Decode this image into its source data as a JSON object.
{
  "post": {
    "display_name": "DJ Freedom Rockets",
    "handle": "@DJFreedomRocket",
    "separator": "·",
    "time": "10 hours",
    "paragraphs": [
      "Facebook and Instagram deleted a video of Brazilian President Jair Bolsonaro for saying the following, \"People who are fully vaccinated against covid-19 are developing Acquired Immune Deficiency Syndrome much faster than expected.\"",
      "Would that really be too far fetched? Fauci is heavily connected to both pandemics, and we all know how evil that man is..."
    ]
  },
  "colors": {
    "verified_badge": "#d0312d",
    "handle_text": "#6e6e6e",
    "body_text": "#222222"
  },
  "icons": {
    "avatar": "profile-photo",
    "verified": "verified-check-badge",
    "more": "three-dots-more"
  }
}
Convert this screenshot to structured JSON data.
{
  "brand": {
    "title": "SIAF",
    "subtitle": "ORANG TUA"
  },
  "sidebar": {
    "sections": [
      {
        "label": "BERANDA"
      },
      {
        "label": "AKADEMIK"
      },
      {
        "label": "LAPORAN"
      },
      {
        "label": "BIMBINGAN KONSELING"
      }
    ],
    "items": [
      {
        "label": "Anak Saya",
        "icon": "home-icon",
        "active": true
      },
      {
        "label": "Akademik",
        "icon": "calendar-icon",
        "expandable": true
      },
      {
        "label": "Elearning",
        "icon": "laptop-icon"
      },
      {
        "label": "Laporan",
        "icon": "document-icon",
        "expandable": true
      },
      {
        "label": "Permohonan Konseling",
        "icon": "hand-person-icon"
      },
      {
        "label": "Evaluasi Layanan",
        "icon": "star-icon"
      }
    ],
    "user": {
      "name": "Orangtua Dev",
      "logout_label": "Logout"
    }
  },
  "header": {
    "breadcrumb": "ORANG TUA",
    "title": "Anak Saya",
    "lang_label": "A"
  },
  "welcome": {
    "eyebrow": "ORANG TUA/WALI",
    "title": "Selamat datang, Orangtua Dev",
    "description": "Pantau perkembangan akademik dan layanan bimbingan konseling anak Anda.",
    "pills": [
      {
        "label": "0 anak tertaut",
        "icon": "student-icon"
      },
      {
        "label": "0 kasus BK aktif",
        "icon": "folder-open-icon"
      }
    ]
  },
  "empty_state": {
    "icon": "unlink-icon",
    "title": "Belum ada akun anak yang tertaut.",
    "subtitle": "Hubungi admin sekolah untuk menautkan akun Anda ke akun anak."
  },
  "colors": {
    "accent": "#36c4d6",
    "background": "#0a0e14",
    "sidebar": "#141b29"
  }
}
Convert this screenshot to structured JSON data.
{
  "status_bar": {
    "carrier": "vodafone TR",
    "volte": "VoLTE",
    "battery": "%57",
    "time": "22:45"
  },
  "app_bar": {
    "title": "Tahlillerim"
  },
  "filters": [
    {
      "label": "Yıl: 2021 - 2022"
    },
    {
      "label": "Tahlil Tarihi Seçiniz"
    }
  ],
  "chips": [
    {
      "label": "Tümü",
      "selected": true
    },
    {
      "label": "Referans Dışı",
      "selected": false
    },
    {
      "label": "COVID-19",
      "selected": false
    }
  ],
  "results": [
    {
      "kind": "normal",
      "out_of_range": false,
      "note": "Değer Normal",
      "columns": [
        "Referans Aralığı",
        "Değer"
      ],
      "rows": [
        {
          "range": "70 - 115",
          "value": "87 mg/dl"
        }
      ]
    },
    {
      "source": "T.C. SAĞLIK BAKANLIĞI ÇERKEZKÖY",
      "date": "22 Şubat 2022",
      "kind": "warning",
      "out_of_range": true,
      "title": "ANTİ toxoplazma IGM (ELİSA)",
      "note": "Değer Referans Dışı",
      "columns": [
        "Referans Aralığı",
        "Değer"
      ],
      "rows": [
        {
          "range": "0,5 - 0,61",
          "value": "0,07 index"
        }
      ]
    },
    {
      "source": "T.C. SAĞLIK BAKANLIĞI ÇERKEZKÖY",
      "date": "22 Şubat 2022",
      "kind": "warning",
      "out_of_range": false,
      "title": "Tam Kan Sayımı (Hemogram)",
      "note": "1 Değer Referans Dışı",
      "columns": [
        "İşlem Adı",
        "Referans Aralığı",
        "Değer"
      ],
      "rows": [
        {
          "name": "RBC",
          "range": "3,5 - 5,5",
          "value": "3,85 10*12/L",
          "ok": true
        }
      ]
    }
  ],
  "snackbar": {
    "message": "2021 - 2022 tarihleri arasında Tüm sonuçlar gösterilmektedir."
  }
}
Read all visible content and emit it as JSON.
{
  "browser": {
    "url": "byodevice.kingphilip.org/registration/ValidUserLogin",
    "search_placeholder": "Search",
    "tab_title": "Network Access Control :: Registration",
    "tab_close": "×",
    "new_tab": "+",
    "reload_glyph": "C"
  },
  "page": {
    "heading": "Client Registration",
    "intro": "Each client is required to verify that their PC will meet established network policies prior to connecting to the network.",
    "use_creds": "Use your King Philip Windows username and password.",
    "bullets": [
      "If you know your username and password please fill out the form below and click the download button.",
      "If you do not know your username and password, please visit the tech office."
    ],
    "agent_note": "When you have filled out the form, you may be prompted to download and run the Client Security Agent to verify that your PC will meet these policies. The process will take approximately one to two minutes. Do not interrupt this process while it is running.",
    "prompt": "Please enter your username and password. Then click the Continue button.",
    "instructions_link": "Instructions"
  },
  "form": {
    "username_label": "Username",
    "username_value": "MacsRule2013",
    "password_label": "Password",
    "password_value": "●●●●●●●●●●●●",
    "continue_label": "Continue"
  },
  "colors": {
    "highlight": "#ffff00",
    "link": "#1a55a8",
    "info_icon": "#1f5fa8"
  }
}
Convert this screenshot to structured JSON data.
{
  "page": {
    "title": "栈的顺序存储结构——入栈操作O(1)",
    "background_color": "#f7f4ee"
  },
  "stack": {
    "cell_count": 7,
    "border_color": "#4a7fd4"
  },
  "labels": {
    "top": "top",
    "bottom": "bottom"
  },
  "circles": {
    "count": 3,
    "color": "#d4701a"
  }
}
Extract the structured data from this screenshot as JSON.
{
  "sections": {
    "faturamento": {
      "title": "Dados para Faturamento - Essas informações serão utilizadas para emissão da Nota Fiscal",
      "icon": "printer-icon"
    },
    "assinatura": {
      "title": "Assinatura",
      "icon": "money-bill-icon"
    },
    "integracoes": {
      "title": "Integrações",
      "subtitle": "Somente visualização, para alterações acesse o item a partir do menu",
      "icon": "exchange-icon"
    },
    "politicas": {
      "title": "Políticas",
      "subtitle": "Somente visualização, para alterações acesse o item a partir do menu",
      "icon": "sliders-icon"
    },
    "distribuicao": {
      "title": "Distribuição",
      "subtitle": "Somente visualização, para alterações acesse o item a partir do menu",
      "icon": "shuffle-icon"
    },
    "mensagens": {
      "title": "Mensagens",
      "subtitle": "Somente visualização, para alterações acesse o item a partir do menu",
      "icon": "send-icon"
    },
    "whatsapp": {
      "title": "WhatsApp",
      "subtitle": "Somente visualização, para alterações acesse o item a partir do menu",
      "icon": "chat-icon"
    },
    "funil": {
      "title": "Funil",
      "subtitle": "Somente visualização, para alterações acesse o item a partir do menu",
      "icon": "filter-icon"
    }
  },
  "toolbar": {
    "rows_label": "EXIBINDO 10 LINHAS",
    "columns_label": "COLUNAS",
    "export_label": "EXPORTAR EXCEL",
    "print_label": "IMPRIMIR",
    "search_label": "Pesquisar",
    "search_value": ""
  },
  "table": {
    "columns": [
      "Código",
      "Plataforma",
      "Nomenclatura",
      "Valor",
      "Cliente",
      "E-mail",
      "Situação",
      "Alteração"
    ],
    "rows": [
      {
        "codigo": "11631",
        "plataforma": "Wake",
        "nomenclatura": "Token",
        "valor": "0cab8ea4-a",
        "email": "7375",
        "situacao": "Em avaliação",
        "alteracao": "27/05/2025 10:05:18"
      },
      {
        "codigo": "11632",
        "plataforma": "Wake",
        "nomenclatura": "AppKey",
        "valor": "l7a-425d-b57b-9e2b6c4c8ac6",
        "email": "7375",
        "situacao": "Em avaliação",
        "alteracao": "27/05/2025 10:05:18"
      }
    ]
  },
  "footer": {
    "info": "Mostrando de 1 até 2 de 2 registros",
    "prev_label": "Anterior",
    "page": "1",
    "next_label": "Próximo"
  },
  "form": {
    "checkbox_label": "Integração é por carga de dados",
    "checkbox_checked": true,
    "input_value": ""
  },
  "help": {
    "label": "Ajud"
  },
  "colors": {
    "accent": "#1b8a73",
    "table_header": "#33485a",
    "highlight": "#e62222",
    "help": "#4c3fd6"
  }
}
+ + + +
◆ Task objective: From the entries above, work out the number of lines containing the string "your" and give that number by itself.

◆ Response area: 5